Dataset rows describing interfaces
==*==
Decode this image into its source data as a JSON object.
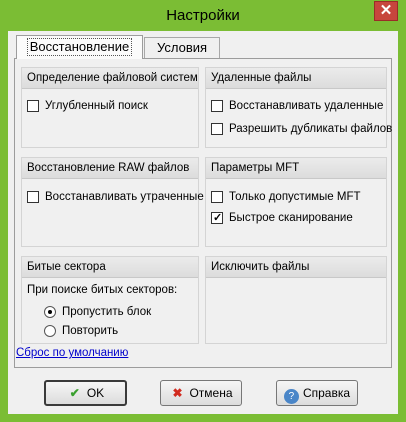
{
  "window": {
    "title": "Настройки",
    "close_symbol": "✕"
  },
  "tabs": [
    {
      "label": "Восстановление",
      "active": true
    },
    {
      "label": "Условия",
      "active": false
    }
  ],
  "groups": {
    "fs": {
      "title": "Определение файловой системы",
      "options": [
        {
          "label": "Углубленный поиск",
          "checked": false
        }
      ]
    },
    "deleted": {
      "title": "Удаленные файлы",
      "options": [
        {
          "label": "Восстанавливать удаленные",
          "checked": false
        },
        {
          "label": "Разрешить дубликаты файлов",
          "checked": false
        }
      ]
    },
    "raw": {
      "title": "Восстановление RAW файлов",
      "options": [
        {
          "label": "Восстанавливать утраченные",
          "checked": false
        }
      ]
    },
    "mft": {
      "title": "Параметры MFT",
      "options": [
        {
          "label": "Только допустимые MFT",
          "checked": false
        },
        {
          "label": "Быстрое сканирование",
          "checked": true
        }
      ]
    },
    "bad": {
      "title": "Битые сектора",
      "prompt": "При поиске битых секторов:",
      "options": [
        {
          "label": "Пропустить блок",
          "selected": true
        },
        {
          "label": "Повторить",
          "selected": false
        }
      ]
    },
    "exclude": {
      "title": "Исключить файлы"
    }
  },
  "reset_link": "Сброс по умолчанию",
  "buttons": {
    "ok": {
      "label": "OK",
      "icon": "checkmark-icon"
    },
    "cancel": {
      "label": "Отмена",
      "icon": "cross-icon"
    },
    "help": {
      "label": "Справка",
      "icon": "help-icon"
    }
  }
}
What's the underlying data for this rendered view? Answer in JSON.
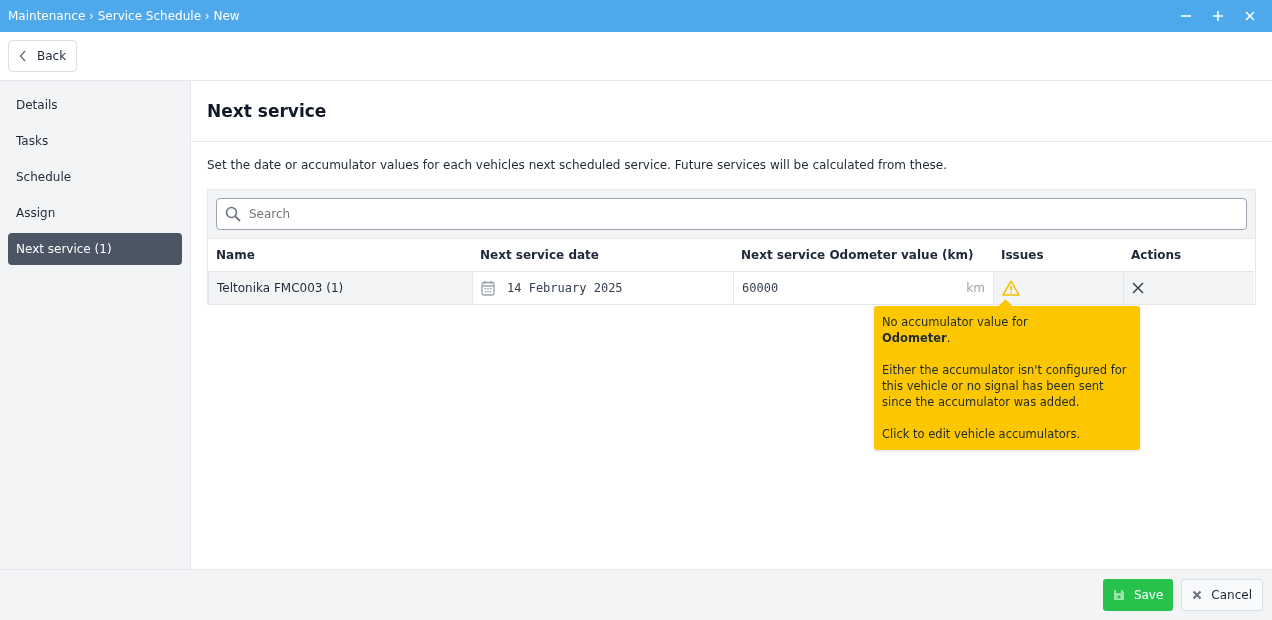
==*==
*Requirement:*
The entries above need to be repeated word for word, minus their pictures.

*Written answer:*
Decode this image into its source data as a JSON object.
{
  "window": {
    "title": "Настройки",
    "close_symbol": "✕"
  },
  "tabs": [
    {
      "label": "Восстановление",
      "active": true
    },
    {
      "label": "Условия",
      "active": false
    }
  ],
  "groups": {
    "fs": {
      "title": "Определение файловой системы",
      "options": [
        {
          "label": "Углубленный поиск",
          "checked": false
        }
      ]
    },
    "deleted": {
      "title": "Удаленные файлы",
      "options": [
        {
          "label": "Восстанавливать удаленные",
          "checked": false
        },
        {
          "label": "Разрешить дубликаты файлов",
          "checked": false
        }
      ]
    },
    "raw": {
      "title": "Восстановление RAW файлов",
      "options": [
        {
          "label": "Восстанавливать утраченные",
          "checked": false
        }
      ]
    },
    "mft": {
      "title": "Параметры MFT",
      "options": [
        {
          "label": "Только допустимые MFT",
          "checked": false
        },
        {
          "label": "Быстрое сканирование",
          "checked": true
        }
      ]
    },
    "bad": {
      "title": "Битые сектора",
      "prompt": "При поиске битых секторов:",
      "options": [
        {
          "label": "Пропустить блок",
          "selected": true
        },
        {
          "label": "Повторить",
          "selected": false
        }
      ]
    },
    "exclude": {
      "title": "Исключить файлы"
    }
  },
  "reset_link": "Сброс по умолчанию",
  "buttons": {
    "ok": {
      "label": "OK",
      "icon": "checkmark-icon"
    },
    "cancel": {
      "label": "Отмена",
      "icon": "cross-icon"
    },
    "help": {
      "label": "Справка",
      "icon": "help-icon"
    }
  }
}
What's the underlying data for this rendered view? Answer in JSON.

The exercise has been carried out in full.